Al Hunt claims (subscription required) that the vast amounts of money raised by the parties from small donors in 2004 proves that critics of McCain-Feingold were wrong. And to a certain extent they were - the parties did raise a lot more from small donors than anyone anticipated. But it's likely that the parties would have raised a lot of money online no matter what - pretty much every major player in politics did.
More importantly, Hunt fails to grasp the problem with the way soft money restrictions pushed donors to form parallel quasi-parties like The Media Fund and America Coming Together. He thinks we get a free lunch - they organize the grassroots, and parties supposedly don't engage in "influence peddling" driven by the quest for big donations.

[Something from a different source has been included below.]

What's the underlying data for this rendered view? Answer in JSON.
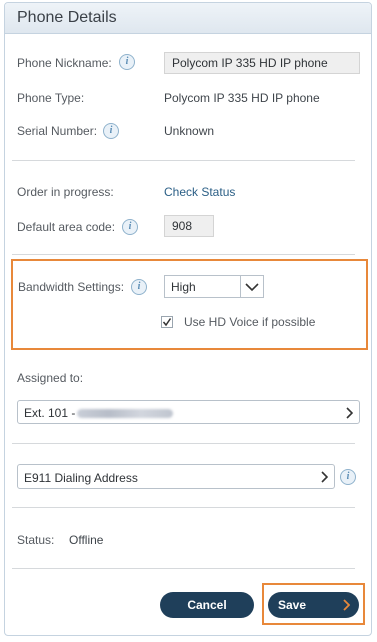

But by making the parties unofficially beholden to and dependent on these new quasi-parties, McCain-Feingold has actually given the special interests much greater leverage over elected officials, particularly with the side that does not control the White House. Hunt has no idea what he's helped unleash.